Thankfully, the Dotterel were still on show, though initially most of the birds were sitting in stubble and not overly showy. David was still on hand, as were Johnny Allan, Peter Alfrey and a surprisingly small crowd of onlookers; eventually the Dotterel got up and started feeding. I took these images from the public footpath along the side of the field, having seen that passing dog walkers and their charges were not alarming the birds in any way, and having checked with my fellow observers before approaching carefully. It was suggested that the flock comprised nine females and six males, though at least two of the duller birds may have been second-calendar-years (in which case perhaps they are not so straightforward to sex?).
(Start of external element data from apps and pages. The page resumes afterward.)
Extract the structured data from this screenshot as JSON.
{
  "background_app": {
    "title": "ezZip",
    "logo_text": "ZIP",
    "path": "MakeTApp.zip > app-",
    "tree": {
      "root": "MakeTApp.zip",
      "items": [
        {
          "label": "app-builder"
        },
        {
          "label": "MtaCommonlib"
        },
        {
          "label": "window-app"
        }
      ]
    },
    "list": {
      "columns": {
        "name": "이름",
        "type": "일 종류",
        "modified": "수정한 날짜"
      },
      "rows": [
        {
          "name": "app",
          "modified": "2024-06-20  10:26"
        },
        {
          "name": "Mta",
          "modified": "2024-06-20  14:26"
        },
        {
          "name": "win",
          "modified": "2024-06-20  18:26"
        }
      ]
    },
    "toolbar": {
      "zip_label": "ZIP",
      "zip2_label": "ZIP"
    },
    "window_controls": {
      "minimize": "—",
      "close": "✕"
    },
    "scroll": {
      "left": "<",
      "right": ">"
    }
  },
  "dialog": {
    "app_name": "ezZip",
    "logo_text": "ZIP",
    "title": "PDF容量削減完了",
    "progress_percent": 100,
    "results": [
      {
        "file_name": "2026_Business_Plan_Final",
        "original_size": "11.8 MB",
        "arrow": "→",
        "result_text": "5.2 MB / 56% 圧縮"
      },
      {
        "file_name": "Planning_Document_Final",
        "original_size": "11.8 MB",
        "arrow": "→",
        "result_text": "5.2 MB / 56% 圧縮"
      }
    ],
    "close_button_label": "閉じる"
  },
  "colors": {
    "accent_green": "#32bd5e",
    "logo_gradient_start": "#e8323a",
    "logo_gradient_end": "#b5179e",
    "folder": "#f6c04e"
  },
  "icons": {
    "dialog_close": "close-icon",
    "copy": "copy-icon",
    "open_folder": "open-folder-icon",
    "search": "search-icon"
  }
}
Dotterel are a good find anywhere on migration. A rare breeder in Britain, it is thought that a high proportion of birds reach the breeding grounds without stopping (The Migration Atlas). Away from a very few regular (or formerly so) stop-over sites such as Black Peak Farm in Cambridgeshire and Pendle Hill, Lancs, inland birds are bordering on the exceptional, hence the absence of records in Surrey for 128 years. Only once have I been lucky enough to find a migrant, a single bird on Lundy, Devon, back in May 1991 when I was twitching the Ancient Murrelet there. The last London record closely matches this one, and involved a flock of 16 birds at London Colney on 7 May 1994; I wasn't able to get there then, so this grip-back has been a long time coming.